= Beginning of Section =

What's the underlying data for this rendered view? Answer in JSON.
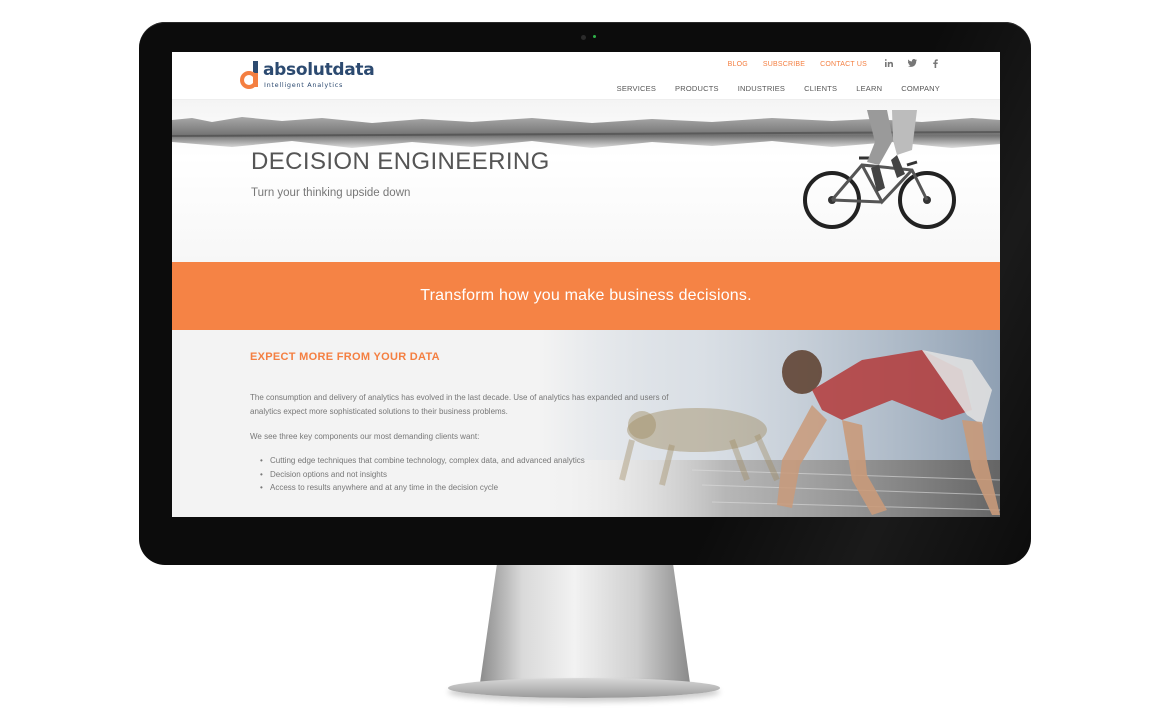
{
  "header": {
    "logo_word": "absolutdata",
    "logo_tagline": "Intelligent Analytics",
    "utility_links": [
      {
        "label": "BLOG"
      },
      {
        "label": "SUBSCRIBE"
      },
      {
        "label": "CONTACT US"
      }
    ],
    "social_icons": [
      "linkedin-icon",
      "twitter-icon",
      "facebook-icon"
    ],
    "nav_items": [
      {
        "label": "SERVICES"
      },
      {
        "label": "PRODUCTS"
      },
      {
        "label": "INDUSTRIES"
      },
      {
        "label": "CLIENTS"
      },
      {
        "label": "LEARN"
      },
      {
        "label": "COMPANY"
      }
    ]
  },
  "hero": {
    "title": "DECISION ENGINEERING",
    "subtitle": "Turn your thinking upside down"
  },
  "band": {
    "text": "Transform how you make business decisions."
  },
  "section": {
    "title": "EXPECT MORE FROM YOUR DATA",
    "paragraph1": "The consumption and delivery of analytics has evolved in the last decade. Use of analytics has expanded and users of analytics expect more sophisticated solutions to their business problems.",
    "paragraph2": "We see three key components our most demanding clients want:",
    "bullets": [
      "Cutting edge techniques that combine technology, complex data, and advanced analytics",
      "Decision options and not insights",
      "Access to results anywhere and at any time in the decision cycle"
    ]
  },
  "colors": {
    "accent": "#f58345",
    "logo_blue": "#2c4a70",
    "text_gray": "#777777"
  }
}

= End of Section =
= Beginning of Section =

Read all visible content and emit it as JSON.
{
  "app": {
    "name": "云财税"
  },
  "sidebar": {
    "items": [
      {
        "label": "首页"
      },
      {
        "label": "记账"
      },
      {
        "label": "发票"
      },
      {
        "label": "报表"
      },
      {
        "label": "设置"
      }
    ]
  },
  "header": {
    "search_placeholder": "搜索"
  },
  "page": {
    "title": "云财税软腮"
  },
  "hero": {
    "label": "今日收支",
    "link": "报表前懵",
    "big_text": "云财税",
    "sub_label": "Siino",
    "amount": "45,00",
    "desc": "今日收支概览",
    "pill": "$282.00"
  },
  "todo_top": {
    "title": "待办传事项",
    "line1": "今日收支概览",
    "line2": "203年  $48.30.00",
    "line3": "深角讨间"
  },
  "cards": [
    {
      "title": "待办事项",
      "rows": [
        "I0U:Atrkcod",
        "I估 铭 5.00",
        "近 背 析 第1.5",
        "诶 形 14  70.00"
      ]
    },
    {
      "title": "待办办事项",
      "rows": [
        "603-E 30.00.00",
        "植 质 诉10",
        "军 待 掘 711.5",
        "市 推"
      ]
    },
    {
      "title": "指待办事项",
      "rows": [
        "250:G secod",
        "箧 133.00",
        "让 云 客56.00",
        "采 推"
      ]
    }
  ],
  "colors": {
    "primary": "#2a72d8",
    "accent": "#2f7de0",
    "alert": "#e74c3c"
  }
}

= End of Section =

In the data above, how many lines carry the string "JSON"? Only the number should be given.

2